Closed guard is a dangerous place to be in for the one on top. Your opponent has so many options and you, realistically have very few. You either have to open it or force a submission. You need to get out of there ASAP.
Opening the closed guard from the knees can work but mostly on beginners and lower belts.
Watch any of the early UFC’s and you see Royce Gracie submitting people left and right and some of the most memorable tap outs were from closed guard. It made the world realize that a smaller guy on his back was a dangerous threat. You watch a street fight with a BJJ practitioner and the BJJ practitioner almost always submits the opponent from closed guard if a top or back position is not taken.
So how do you counter and escape such a dangerous position more efficiently?
The best way is to stand up.
John Danaher explains why you should always stand up in closed guard. His posted some great tips from his Instagram page:
“Don’t stay on your knees in a closed guard – stand up and open it: One of the most common problems i see beginning students struggle with is opening a closed guard. On the surface it feels like you are better off staying in your knees as you are stable and can retract your arms and neck for safety. This is an illusion.
Remember that as along as you stay inside the closed guard you have very little effective offense in a grappling situation (MMA is very different). despite being in bottom position, your opponents hips are actually higher than yours, which means he has some very effective offense from bottom. There are a few specialized ways of opening a closed guard from your knees, but they tend to be used either by a few specialists in those methods or by beginners on other beginners.
As you go higher in level, in the vast majority of cases, you will need to stand up to effectively open your opponents guard. When you first try you will feel unstable and be knocked down many times. Don’t despair. Get back up and try again. It doesn’t matter if you get knocked down to your butt, so long as your opponent doesn’t actually get in top of you he won’t score. In time you will be knocked down less.
Through all of your early attempts and frustrations I offer you this – WHATEVER PROBLEMS YOU HAVE GETTING KNOCKED DOWN BACKWARDS WHILE STANDING IN YIUR OPPONENTS CLOSED GUARD ARE INSIGNIFICANT WHEN COMPARED WITH THE PROBLEMS YOU WILL HAVE WHEN YOU ARE PULLED FORWARD INTO A CLOSED GUARD ON YOUR KNEES. The former is an annoyance, the latter will very often end in your submission.
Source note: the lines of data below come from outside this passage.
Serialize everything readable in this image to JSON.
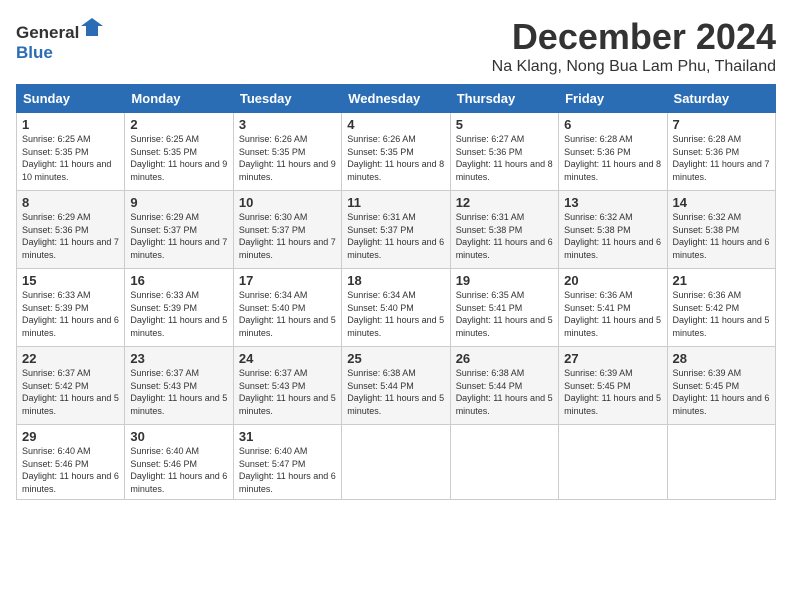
{
  "logo": {
    "general": "General",
    "blue": "Blue"
  },
  "title": "December 2024",
  "location": "Na Klang, Nong Bua Lam Phu, Thailand",
  "days_of_week": [
    "Sunday",
    "Monday",
    "Tuesday",
    "Wednesday",
    "Thursday",
    "Friday",
    "Saturday"
  ],
  "weeks": [
    [
      {
        "day": "1",
        "sunrise": "6:25 AM",
        "sunset": "5:35 PM",
        "daylight": "11 hours and 10 minutes."
      },
      {
        "day": "2",
        "sunrise": "6:25 AM",
        "sunset": "5:35 PM",
        "daylight": "11 hours and 9 minutes."
      },
      {
        "day": "3",
        "sunrise": "6:26 AM",
        "sunset": "5:35 PM",
        "daylight": "11 hours and 9 minutes."
      },
      {
        "day": "4",
        "sunrise": "6:26 AM",
        "sunset": "5:35 PM",
        "daylight": "11 hours and 8 minutes."
      },
      {
        "day": "5",
        "sunrise": "6:27 AM",
        "sunset": "5:36 PM",
        "daylight": "11 hours and 8 minutes."
      },
      {
        "day": "6",
        "sunrise": "6:28 AM",
        "sunset": "5:36 PM",
        "daylight": "11 hours and 8 minutes."
      },
      {
        "day": "7",
        "sunrise": "6:28 AM",
        "sunset": "5:36 PM",
        "daylight": "11 hours and 7 minutes."
      }
    ],
    [
      {
        "day": "8",
        "sunrise": "6:29 AM",
        "sunset": "5:36 PM",
        "daylight": "11 hours and 7 minutes."
      },
      {
        "day": "9",
        "sunrise": "6:29 AM",
        "sunset": "5:37 PM",
        "daylight": "11 hours and 7 minutes."
      },
      {
        "day": "10",
        "sunrise": "6:30 AM",
        "sunset": "5:37 PM",
        "daylight": "11 hours and 7 minutes."
      },
      {
        "day": "11",
        "sunrise": "6:31 AM",
        "sunset": "5:37 PM",
        "daylight": "11 hours and 6 minutes."
      },
      {
        "day": "12",
        "sunrise": "6:31 AM",
        "sunset": "5:38 PM",
        "daylight": "11 hours and 6 minutes."
      },
      {
        "day": "13",
        "sunrise": "6:32 AM",
        "sunset": "5:38 PM",
        "daylight": "11 hours and 6 minutes."
      },
      {
        "day": "14",
        "sunrise": "6:32 AM",
        "sunset": "5:38 PM",
        "daylight": "11 hours and 6 minutes."
      }
    ],
    [
      {
        "day": "15",
        "sunrise": "6:33 AM",
        "sunset": "5:39 PM",
        "daylight": "11 hours and 6 minutes."
      },
      {
        "day": "16",
        "sunrise": "6:33 AM",
        "sunset": "5:39 PM",
        "daylight": "11 hours and 5 minutes."
      },
      {
        "day": "17",
        "sunrise": "6:34 AM",
        "sunset": "5:40 PM",
        "daylight": "11 hours and 5 minutes."
      },
      {
        "day": "18",
        "sunrise": "6:34 AM",
        "sunset": "5:40 PM",
        "daylight": "11 hours and 5 minutes."
      },
      {
        "day": "19",
        "sunrise": "6:35 AM",
        "sunset": "5:41 PM",
        "daylight": "11 hours and 5 minutes."
      },
      {
        "day": "20",
        "sunrise": "6:36 AM",
        "sunset": "5:41 PM",
        "daylight": "11 hours and 5 minutes."
      },
      {
        "day": "21",
        "sunrise": "6:36 AM",
        "sunset": "5:42 PM",
        "daylight": "11 hours and 5 minutes."
      }
    ],
    [
      {
        "day": "22",
        "sunrise": "6:37 AM",
        "sunset": "5:42 PM",
        "daylight": "11 hours and 5 minutes."
      },
      {
        "day": "23",
        "sunrise": "6:37 AM",
        "sunset": "5:43 PM",
        "daylight": "11 hours and 5 minutes."
      },
      {
        "day": "24",
        "sunrise": "6:37 AM",
        "sunset": "5:43 PM",
        "daylight": "11 hours and 5 minutes."
      },
      {
        "day": "25",
        "sunrise": "6:38 AM",
        "sunset": "5:44 PM",
        "daylight": "11 hours and 5 minutes."
      },
      {
        "day": "26",
        "sunrise": "6:38 AM",
        "sunset": "5:44 PM",
        "daylight": "11 hours and 5 minutes."
      },
      {
        "day": "27",
        "sunrise": "6:39 AM",
        "sunset": "5:45 PM",
        "daylight": "11 hours and 5 minutes."
      },
      {
        "day": "28",
        "sunrise": "6:39 AM",
        "sunset": "5:45 PM",
        "daylight": "11 hours and 6 minutes."
      }
    ],
    [
      {
        "day": "29",
        "sunrise": "6:40 AM",
        "sunset": "5:46 PM",
        "daylight": "11 hours and 6 minutes."
      },
      {
        "day": "30",
        "sunrise": "6:40 AM",
        "sunset": "5:46 PM",
        "daylight": "11 hours and 6 minutes."
      },
      {
        "day": "31",
        "sunrise": "6:40 AM",
        "sunset": "5:47 PM",
        "daylight": "11 hours and 6 minutes."
      },
      null,
      null,
      null,
      null
    ]
  ],
  "labels": {
    "sunrise": "Sunrise:",
    "sunset": "Sunset:",
    "daylight": "Daylight:"
  }
}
You must develop your ability to stand in a closed guard and open it with confidence – it is a foundational skill of the sport.”